Efforts are made to give higher-level parties something to do as well.  There is an expansion that adds in a fairly large optional quest to undertake, recommended for parties at level 9 or higher, as well as an extra quest included in the final patch called "Trials of the Luremaster" recommended for even higher level parties.  One can also begin a second playthrough by enabling the "Heart of Fury" difficulty setting, which gives all enemies the player encounters a large boost to their HP (multiplying their default total by 3, then adding another 80 on top of that to be exact), but to compensate for this, they give out far higher experience totals as well.

High-level play is not without drawbacks of its own, though  Those who have played Throne of Bhaal can attest that it was a fairly long slog, with the player having little in the way of challenge to face aside from some foes that required cheesy tactics to defeat, not aided by the comically overpowered high-level abilities they were granted (such as turning every attack they fired into a critical hit, or summoning exceptionally powerful monsters like Planetars to aid them).  Icewind Dale does not have any such abilities and is thankfully much more of a well-planned experience; however, Baldur's Gate's hard experience cap of 8,000,000 is handled in an equally inelegant way here - by giving every class a hard level limit of 30.  This applies to each class for a Dual/Multiclass character, which means that single-class characters ultimately fall by the wayside in a high-level game in favor of Fighter/Mages or Fighter/Thief/Mages or Fighter/Cleric/Mages - effectively the opposite of Baldur's Gate 2's high-level power dynamic.

At the end of the day, Icewind Dale aims for a combat-driven Infinity Engine experience and ultimately realizes it quite well.  Those looking for a deep storytelling experience probably won't find much to enjoy here, but fans of large-scale tactical combat with a D&D bent and a heavy emphasis on dice rolls (and more than a little savescumming/rolling back to earlier saves) should have quite a lot of fun with Icewind Dale.  If nothing else, it's probably the Infinity Engine game that holds up the best over time - besides Planescape: Torment, of course.

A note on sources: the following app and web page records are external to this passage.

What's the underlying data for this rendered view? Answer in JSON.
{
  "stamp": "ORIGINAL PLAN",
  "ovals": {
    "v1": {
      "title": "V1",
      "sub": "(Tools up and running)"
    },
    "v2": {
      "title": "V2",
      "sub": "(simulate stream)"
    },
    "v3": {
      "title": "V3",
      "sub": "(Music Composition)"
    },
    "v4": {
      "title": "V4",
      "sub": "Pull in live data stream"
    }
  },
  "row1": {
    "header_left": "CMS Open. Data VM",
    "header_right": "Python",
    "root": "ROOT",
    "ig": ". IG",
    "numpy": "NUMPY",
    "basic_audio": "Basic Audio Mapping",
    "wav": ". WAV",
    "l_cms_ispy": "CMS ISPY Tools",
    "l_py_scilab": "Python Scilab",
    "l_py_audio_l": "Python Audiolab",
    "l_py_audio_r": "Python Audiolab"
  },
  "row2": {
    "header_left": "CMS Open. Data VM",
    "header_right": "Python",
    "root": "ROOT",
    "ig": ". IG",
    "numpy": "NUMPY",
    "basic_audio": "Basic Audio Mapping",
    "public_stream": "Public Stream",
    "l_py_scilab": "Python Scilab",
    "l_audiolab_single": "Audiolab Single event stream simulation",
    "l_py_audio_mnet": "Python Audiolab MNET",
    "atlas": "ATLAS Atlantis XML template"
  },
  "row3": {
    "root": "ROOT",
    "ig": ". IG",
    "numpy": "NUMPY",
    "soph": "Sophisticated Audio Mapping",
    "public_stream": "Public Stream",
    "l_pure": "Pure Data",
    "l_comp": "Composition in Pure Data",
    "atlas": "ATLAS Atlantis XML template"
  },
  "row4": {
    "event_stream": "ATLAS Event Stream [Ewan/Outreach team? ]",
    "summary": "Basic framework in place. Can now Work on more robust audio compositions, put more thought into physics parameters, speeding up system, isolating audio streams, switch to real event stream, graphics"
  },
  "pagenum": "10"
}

Developer: Black Isle Studios, Overhaul Games
Publisher: Interplay
Platform: PC, iOS, OSX, Android, Linux
Released: 2000, 2014
Recommended version: The 2014 "Enhanced Edition" updates the game into the Baldur's Gate 2 engine, allowing for a much greater number of class choices, reduced spell durations on many effects (most prominently Charm and Sleep) and a much less cumbersome interface.  Higher resolutions are also supported, updating the title to modern standards, and party AI is much improved over the original releases, with many new options for adaptive AI that make party management significantly less cumbersome.